▸ Activity
From the entries that follow, list every line in which the string "Recurring" appears.

========================================

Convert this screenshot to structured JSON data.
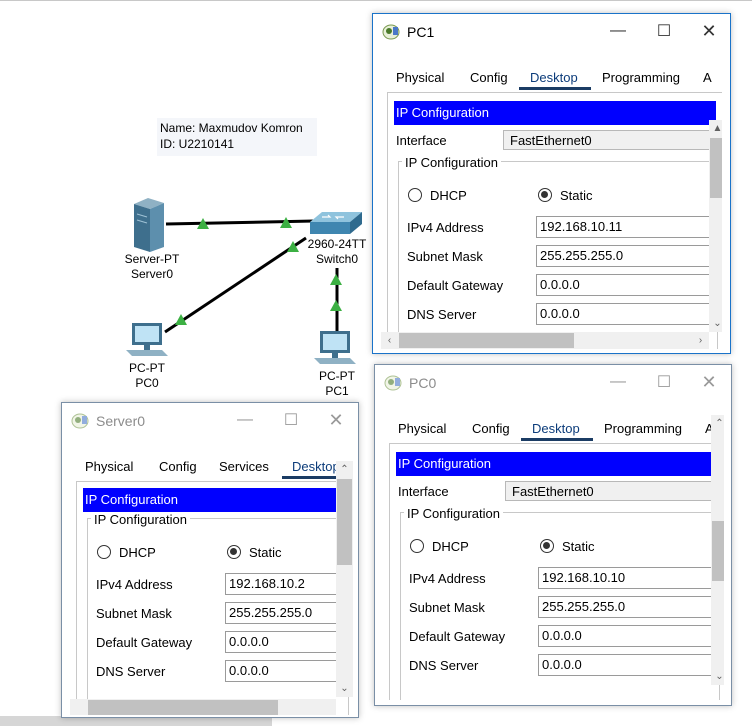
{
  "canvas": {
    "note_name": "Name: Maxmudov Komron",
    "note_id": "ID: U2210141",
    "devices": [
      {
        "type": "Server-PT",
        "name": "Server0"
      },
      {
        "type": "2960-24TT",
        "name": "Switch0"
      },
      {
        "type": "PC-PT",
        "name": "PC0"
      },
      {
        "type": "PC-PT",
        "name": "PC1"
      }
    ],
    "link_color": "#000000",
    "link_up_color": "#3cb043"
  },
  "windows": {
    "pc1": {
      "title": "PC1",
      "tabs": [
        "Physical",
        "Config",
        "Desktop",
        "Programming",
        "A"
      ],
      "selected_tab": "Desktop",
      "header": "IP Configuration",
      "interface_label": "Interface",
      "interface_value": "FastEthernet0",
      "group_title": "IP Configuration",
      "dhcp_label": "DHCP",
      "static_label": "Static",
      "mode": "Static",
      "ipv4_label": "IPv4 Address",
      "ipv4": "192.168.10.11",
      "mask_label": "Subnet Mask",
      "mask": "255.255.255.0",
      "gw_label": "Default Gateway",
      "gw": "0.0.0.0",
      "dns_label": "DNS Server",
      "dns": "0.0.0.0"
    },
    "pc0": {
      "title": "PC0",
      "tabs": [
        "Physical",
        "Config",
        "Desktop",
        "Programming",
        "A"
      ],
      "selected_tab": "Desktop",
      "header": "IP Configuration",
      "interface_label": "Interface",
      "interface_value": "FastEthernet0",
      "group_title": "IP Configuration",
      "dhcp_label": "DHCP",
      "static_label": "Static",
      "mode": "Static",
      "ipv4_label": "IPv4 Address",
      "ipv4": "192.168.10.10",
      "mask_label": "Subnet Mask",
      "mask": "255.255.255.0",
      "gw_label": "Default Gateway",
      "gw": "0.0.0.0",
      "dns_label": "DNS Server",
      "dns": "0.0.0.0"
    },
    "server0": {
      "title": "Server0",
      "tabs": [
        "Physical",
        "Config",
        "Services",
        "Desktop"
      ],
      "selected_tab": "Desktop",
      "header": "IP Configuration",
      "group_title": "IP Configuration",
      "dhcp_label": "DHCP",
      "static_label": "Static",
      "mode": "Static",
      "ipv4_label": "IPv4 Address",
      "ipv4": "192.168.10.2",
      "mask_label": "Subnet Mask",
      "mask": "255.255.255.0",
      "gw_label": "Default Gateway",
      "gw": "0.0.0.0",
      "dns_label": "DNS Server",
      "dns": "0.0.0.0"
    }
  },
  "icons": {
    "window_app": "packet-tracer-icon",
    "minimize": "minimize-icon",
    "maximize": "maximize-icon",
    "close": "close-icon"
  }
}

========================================

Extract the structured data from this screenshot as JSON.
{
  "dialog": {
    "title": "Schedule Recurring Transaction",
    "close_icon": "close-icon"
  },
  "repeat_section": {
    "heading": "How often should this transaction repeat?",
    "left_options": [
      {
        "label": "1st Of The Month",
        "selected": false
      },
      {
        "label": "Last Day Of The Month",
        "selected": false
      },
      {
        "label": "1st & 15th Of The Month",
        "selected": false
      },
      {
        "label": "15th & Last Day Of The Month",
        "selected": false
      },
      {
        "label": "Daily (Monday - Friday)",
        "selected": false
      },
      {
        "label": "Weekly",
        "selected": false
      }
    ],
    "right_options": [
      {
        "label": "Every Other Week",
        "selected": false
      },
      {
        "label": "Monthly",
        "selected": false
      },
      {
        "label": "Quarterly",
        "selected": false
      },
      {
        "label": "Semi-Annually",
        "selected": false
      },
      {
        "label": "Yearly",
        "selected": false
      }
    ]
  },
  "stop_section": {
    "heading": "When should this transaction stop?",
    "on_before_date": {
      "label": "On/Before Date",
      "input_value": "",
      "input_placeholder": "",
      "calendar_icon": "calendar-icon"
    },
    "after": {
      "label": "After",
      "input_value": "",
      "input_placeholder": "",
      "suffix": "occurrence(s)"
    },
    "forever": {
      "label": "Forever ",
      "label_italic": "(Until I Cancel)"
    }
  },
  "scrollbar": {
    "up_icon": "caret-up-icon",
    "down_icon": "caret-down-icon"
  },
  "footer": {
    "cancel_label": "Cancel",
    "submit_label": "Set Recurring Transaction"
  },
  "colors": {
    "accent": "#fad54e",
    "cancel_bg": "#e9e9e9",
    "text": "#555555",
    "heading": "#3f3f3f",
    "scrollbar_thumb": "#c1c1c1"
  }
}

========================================

▸ Solution below
    "title": "Schedule Recurring Transaction",
    "submit_label": "Set Recurring Transaction"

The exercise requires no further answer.